The online guide enables users to explore the 180 measures used to assess diverse aspects of cognition within and across the following five British birth cohorts:

  1. the MRC National Survey of Health and development (NSHD);
  2. the 1958 National Child Development Study (NCDS);
  3. the 1970 British Cohort Study (BCS70);
  4. the Avon Longitudinal Study of Parents and Children (ALSPAC); and
  5. the Millennium Cohort Study (MCS).

The guide provides key information on the cognitive tests collected throughout childhood and adult life by these studies in a consistent format, including when, how and where tests were administered, what cognitive skills/abilities were measured, how the tests were scored, and what variables correspond to the tests, as well as basic descriptive statistics. Key references for each measure, the original source of the test, details of useful technical resources and a link to the original questionnaire are also provided.
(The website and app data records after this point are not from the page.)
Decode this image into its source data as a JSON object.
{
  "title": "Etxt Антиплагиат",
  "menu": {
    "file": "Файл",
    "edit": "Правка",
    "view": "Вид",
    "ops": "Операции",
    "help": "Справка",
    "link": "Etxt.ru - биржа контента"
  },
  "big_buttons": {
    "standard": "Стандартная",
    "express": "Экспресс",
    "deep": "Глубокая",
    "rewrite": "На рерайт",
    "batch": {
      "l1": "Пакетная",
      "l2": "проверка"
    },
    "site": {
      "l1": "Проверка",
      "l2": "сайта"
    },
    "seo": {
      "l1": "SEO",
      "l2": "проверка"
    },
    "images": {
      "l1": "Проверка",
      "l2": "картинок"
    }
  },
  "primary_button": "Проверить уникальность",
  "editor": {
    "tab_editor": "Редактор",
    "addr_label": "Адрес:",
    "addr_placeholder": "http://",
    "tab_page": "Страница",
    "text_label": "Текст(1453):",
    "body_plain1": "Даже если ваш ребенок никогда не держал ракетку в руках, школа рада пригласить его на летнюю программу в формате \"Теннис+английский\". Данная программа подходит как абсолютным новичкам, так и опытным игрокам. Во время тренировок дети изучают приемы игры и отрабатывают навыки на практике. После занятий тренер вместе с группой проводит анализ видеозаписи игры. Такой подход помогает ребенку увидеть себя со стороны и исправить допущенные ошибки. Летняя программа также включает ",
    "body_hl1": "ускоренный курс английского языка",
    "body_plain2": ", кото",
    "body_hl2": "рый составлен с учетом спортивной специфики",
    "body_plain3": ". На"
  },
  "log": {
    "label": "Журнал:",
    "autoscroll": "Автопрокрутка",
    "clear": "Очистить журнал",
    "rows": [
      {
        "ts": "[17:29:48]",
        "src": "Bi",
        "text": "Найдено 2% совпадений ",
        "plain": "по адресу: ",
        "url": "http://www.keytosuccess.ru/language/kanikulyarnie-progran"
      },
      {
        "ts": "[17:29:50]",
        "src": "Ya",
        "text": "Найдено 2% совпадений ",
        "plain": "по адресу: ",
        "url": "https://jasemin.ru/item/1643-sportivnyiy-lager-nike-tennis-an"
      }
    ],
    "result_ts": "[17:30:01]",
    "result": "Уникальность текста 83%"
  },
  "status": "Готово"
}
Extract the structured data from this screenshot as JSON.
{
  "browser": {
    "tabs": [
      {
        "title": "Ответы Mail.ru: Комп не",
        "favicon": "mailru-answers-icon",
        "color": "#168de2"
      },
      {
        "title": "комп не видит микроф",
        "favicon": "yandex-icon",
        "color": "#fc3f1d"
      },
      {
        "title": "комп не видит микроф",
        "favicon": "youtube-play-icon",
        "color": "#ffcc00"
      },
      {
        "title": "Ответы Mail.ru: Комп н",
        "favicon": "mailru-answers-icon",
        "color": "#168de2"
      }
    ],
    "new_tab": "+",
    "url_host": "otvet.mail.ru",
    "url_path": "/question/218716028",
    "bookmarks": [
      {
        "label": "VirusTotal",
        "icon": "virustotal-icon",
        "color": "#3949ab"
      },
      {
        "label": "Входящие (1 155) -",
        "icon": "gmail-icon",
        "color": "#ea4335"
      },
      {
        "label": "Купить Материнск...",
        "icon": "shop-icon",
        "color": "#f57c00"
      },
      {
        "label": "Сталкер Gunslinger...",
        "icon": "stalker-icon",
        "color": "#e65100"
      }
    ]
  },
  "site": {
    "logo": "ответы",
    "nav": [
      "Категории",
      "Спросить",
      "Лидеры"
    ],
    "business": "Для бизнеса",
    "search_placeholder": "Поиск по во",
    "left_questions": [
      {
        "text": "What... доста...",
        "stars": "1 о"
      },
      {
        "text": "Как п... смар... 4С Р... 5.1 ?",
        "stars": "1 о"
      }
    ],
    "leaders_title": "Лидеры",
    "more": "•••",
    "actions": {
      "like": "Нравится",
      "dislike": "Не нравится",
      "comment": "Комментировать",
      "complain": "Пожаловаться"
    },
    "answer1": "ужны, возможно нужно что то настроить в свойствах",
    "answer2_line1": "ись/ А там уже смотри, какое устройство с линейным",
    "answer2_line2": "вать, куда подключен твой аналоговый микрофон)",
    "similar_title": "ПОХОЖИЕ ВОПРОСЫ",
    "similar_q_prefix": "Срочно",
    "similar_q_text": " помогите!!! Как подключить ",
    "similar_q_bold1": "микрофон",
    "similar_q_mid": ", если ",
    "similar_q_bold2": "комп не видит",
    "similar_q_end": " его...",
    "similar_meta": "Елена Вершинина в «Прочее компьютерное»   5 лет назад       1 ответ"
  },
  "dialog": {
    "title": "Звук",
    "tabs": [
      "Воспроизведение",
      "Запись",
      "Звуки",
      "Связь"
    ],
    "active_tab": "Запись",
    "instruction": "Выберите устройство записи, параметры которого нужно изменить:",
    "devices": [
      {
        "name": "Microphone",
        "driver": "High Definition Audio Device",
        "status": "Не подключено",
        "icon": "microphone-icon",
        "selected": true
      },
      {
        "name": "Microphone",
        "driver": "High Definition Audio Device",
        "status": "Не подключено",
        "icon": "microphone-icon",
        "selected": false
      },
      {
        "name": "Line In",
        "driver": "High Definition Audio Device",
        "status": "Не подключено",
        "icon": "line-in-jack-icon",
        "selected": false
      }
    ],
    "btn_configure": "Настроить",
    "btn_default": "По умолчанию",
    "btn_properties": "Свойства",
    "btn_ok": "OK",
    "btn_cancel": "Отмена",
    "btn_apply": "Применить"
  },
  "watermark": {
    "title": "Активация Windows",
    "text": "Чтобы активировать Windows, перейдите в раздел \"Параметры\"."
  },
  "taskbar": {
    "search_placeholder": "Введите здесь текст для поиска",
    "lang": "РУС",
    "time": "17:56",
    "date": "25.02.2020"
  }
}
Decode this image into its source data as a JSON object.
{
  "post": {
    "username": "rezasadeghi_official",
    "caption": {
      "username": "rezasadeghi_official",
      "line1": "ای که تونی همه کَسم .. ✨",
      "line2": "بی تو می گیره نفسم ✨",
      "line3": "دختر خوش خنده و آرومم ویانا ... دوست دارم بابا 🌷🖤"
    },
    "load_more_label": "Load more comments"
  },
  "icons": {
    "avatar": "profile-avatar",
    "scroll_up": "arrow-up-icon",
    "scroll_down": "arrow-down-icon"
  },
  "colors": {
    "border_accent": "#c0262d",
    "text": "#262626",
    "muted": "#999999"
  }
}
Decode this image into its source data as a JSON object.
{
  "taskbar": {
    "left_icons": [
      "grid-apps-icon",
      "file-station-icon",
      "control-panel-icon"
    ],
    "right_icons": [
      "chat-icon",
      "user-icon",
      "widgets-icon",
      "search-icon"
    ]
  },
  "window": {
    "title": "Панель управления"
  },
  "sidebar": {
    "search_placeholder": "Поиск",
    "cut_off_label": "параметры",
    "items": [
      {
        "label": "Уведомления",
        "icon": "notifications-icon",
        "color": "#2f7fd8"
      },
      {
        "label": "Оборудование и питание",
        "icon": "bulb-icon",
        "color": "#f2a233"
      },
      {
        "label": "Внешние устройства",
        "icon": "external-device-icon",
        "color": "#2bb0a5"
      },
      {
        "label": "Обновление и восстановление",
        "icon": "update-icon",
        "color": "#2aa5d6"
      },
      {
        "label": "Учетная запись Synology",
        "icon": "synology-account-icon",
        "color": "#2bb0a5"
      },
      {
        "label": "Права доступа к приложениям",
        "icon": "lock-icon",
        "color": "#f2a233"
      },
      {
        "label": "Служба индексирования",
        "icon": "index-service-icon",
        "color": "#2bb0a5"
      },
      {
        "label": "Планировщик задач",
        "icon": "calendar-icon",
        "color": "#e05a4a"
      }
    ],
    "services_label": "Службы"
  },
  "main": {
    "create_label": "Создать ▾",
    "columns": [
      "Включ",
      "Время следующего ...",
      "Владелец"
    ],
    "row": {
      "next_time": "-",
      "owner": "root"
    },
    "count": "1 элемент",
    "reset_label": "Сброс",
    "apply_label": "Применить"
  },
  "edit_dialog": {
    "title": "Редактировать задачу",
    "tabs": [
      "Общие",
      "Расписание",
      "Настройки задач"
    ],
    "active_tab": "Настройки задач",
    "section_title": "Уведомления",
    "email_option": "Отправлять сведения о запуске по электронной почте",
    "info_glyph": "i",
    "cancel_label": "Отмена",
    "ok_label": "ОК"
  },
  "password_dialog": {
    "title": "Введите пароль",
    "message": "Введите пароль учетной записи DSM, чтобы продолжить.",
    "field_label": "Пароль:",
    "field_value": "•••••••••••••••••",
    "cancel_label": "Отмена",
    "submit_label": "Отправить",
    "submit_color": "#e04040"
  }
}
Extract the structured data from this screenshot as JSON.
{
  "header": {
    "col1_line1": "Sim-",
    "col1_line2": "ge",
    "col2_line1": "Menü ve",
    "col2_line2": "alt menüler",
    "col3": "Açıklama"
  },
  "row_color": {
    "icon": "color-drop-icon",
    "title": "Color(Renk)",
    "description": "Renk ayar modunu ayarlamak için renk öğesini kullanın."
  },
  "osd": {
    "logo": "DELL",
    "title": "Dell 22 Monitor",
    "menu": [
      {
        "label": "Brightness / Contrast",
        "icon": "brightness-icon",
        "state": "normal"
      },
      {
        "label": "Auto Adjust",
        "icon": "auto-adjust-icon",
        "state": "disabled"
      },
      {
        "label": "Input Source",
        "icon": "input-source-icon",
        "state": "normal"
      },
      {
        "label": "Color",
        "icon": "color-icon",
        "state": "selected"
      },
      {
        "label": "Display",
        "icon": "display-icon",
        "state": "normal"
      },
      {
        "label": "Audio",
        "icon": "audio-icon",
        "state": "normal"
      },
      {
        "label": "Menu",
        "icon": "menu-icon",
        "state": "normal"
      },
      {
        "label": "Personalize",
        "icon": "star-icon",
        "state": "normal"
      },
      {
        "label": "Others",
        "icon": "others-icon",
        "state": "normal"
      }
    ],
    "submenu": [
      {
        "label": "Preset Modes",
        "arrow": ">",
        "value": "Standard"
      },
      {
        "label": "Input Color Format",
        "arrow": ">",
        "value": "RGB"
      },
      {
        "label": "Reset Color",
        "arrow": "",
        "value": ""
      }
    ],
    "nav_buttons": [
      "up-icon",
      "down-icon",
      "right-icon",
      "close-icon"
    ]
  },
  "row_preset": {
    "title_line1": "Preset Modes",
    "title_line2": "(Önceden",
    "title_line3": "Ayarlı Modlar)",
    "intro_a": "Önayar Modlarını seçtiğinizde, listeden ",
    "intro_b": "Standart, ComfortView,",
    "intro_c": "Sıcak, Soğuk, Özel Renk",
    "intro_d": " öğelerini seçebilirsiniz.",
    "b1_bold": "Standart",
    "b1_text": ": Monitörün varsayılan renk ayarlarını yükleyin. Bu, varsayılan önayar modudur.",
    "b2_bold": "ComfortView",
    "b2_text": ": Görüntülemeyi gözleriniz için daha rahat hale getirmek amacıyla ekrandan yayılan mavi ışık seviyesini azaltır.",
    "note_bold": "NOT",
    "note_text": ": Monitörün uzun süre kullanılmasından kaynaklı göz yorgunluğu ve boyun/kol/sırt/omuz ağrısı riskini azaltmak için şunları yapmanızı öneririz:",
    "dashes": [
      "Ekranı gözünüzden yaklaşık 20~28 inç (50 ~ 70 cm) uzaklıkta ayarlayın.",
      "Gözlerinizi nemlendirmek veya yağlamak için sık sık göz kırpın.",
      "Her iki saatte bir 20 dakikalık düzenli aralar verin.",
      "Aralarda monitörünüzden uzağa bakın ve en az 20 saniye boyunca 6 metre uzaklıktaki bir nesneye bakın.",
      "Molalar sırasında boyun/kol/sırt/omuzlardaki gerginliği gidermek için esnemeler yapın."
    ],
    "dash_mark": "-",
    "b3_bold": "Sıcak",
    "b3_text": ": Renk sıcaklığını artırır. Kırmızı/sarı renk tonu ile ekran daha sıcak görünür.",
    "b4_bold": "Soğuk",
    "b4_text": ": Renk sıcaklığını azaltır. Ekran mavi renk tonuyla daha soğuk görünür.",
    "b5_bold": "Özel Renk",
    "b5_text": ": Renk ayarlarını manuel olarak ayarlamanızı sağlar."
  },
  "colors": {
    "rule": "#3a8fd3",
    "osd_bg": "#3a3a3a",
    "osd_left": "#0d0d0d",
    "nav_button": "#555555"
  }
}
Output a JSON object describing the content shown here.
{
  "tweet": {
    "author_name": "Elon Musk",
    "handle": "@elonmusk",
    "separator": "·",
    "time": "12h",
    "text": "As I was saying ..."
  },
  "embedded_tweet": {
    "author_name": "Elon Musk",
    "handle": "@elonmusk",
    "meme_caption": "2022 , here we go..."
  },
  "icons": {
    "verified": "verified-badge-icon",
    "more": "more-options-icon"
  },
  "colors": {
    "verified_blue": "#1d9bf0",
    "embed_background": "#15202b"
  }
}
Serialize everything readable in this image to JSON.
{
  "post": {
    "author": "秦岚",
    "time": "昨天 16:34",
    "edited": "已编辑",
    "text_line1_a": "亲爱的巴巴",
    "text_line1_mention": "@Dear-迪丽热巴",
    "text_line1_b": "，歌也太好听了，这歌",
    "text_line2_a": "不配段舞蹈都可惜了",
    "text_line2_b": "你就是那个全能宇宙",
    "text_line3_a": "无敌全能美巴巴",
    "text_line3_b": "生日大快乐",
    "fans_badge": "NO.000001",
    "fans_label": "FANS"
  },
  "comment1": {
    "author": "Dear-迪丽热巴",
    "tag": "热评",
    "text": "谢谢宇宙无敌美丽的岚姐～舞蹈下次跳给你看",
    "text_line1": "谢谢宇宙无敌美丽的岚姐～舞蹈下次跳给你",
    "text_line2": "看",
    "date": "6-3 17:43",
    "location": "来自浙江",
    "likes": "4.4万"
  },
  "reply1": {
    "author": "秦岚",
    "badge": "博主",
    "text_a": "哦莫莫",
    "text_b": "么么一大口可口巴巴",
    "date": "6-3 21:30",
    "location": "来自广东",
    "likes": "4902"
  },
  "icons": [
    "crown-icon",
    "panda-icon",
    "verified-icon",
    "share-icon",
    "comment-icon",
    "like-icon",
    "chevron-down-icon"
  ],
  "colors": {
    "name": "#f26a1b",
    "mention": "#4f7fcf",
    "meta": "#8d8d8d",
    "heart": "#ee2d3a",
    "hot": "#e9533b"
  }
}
Critically, the guide highlights when and where the same or conceptually similar tests have been administered using the Cattell-Horn-Carroll (CHC) model of cognitive ability. The use of this consistent theoretical framework will enable researchers to use theoretically consistent measures of cognition in their studies, an important first step in facilitating developmental and cross-cohort research.

With overview tables of the tests, cognitive measures can easily be explored by life stage or by cohort, making this an immensely valuable resource for researchers at all career stages.

The guide was produced as part of a CLOSER project which aims to help researchers more accurately explore the links between cognitive ability, social background and education. The project is led by Dr Vanessa Moulton (Centre for Longitudinal Studies, UCL) with support from Dr Eoin McElroy (Lecturer in Psychology, University of Leicester).

Explore the online cognitive measures guide

Further information: